▶ [Given records]

________________________

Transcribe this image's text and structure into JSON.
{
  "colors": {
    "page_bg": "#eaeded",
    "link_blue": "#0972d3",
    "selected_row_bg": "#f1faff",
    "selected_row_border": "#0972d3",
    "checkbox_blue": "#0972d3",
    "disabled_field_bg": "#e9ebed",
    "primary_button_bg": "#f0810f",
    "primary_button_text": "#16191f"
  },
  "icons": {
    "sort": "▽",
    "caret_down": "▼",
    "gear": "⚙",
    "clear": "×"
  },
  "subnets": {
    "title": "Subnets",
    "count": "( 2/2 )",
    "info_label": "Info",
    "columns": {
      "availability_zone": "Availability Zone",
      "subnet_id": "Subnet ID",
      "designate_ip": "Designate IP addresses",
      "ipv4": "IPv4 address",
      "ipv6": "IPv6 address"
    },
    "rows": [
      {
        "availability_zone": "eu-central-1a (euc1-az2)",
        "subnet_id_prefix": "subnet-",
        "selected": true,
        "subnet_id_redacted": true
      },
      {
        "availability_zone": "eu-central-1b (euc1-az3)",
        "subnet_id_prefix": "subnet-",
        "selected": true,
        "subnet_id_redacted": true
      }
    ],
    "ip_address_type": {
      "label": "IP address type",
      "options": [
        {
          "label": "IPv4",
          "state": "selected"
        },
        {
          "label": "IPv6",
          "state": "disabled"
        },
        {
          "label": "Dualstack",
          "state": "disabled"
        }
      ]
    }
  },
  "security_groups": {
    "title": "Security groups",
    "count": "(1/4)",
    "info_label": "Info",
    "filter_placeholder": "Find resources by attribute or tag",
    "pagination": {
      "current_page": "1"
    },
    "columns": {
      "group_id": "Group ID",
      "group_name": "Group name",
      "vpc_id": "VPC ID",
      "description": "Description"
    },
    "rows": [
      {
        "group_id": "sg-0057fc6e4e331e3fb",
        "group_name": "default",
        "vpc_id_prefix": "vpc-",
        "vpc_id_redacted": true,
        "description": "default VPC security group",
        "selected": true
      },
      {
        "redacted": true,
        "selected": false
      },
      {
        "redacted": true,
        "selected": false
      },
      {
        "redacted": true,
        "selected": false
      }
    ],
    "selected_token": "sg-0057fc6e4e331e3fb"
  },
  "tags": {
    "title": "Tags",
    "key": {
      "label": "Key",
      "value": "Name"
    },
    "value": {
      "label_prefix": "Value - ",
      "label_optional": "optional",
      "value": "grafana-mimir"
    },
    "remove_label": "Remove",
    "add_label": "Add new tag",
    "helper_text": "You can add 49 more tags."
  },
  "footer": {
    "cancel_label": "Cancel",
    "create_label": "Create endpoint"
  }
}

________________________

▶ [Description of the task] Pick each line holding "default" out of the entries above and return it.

▶ [Task solution]
        "group_name": "default",
        "description": "default VPC security group",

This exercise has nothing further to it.